Not all schools require personal statements, or personal essays, in their application processes. These schools might base their decisions solely on GMAT scores, undergraduate grades, and other basic information provided in the application. Many schools, however, require a personal statement because they consider it a valuable way to learn more about the applicant, including his or her writing abilities, interests, and thought processes. In some cases, the personal statement component may be an open invitation for the applicant to decide what he or she would like to share with the admissions team. In other cases, the school may pose a specific question for the applicant to answer.
The content of MBA personal statements can vary greatly. Generally, however, they're fact-oriented essays that focus on the applicant’s education, professional experience, accomplishments, interests and goals. For those schools that don't have an interview component in their application process, the MBA personal statement is the applicant’s sole opportunity to give the admissions team a more well-rounded picture of him or herself. As a result, the MBA personal statement can be pivotal in determining whether or not the applicant will be granted admission to the program.

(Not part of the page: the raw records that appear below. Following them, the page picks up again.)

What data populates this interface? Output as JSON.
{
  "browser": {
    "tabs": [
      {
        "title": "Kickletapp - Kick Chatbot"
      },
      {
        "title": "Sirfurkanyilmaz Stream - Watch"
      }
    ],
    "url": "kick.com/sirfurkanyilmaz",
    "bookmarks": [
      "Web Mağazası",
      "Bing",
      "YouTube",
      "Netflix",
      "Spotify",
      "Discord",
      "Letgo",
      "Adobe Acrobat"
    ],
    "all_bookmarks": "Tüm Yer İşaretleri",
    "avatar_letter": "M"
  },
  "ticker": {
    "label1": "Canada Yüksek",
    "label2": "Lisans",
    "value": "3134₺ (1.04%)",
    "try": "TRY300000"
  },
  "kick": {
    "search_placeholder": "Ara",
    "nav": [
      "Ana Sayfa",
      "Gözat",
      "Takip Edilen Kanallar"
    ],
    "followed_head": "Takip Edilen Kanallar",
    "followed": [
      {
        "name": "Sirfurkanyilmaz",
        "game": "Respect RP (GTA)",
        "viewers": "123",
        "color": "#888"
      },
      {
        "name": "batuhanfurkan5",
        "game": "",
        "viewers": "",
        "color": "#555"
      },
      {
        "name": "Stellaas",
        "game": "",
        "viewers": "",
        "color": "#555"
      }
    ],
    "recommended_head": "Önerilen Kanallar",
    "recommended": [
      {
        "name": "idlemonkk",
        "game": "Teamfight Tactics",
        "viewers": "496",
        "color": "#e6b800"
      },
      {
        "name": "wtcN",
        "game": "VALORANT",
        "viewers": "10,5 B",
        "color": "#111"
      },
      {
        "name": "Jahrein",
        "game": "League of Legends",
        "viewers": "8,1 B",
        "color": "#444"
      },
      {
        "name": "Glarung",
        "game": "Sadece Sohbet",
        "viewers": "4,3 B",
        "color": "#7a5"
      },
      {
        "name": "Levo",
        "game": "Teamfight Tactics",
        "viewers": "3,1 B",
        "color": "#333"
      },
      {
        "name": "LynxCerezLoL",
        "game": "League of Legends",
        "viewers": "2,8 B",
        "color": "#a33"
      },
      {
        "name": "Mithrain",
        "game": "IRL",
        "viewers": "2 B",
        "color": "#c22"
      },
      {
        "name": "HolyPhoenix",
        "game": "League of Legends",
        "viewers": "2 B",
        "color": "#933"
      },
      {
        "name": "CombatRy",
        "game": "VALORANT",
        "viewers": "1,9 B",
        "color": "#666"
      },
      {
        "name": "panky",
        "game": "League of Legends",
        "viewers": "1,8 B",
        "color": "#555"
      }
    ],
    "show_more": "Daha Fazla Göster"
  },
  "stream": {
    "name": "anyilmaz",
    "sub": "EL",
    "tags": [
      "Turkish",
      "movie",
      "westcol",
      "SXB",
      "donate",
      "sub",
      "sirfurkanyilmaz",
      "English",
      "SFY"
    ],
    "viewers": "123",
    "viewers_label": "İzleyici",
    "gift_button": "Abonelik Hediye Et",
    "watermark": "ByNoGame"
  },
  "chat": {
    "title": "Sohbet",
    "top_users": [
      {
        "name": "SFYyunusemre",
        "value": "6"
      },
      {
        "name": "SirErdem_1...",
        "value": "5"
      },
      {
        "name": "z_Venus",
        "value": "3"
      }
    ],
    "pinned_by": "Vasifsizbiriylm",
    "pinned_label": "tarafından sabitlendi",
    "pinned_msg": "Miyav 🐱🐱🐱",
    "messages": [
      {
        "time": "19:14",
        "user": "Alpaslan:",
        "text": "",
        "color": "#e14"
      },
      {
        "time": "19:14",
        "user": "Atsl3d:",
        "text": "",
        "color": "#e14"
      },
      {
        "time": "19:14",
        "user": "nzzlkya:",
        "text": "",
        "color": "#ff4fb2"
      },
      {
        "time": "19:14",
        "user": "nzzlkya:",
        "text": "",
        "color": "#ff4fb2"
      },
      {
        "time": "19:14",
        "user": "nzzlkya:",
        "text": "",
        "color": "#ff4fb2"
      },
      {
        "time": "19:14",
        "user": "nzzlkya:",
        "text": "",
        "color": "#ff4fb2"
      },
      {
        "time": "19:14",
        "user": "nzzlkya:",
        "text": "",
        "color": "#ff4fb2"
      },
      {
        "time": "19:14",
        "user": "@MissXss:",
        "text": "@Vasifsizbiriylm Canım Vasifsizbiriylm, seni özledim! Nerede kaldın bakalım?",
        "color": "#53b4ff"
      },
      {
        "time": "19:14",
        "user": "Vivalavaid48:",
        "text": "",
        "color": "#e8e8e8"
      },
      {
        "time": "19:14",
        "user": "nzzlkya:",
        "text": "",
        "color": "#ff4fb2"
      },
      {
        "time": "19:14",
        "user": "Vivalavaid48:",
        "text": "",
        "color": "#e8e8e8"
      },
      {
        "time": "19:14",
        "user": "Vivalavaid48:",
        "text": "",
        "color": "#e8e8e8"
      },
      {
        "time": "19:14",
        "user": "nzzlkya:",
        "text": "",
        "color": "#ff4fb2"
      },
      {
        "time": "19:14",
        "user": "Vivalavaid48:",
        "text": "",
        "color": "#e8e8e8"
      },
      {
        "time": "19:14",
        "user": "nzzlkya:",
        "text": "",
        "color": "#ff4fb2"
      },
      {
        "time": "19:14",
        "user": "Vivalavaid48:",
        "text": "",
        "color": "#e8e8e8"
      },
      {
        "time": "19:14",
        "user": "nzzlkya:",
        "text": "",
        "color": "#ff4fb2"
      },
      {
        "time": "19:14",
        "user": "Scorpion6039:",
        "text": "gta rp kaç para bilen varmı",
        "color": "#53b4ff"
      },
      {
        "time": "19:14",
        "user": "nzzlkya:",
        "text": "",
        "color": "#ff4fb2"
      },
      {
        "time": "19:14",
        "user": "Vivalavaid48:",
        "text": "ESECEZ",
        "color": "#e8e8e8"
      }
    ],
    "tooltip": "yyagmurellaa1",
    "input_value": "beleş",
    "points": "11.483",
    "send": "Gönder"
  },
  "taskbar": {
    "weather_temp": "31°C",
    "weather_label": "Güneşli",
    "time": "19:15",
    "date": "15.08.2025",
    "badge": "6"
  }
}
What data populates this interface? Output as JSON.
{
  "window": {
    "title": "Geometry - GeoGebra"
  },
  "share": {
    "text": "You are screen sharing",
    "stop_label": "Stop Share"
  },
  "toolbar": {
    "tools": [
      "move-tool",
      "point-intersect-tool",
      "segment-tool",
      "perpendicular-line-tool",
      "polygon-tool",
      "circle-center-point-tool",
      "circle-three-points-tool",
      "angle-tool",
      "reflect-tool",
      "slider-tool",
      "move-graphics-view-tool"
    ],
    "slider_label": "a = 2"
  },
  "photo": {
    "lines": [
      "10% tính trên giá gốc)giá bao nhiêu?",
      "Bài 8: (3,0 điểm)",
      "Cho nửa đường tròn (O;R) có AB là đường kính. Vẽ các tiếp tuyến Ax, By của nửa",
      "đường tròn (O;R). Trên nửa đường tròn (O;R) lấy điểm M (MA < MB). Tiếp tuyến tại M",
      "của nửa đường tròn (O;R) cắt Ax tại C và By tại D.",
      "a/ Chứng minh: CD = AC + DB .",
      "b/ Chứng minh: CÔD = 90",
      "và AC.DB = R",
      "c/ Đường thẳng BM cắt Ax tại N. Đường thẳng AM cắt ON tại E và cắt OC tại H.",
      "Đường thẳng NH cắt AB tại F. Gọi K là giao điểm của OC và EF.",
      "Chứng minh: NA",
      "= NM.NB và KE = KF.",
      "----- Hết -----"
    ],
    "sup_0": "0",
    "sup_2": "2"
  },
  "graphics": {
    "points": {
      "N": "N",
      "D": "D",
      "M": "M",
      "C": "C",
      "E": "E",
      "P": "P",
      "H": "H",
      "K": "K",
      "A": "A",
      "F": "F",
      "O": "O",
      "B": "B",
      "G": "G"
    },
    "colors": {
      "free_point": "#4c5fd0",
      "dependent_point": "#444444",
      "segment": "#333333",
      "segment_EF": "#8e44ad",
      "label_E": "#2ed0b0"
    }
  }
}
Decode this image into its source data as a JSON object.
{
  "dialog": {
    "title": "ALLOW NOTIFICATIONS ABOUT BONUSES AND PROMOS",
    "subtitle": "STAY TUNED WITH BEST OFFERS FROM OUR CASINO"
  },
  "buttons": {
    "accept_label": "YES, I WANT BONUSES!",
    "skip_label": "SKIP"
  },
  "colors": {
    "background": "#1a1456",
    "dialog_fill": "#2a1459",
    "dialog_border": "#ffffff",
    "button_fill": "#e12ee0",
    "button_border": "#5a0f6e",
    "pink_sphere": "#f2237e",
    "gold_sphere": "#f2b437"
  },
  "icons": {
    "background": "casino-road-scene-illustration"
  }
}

When selecting a topic for an MBA personal statement, applicants will often consider those things that might separate themselves from their competitors. Major accomplishments — personal or professional, as well as common and uncommon ones — are often a primary focus. Future plans including how the applicant expects to use the MBA might also be a focus of the essay.
In addition to determining a general focus for their personal statments, MBA applicants often will consult some general do's and don'ts to consider when crafting their essays. Many of the do's simply have to do with the rules of good writing — write in active voice, write in first person, start with an outline, write clearly, include an interesting introduction so the reader's attention is not lost, and write concisely. Common don'ts include: getting defensive about a lower GPA, trying to be funny, including typos, restating what's on the applicant's resume.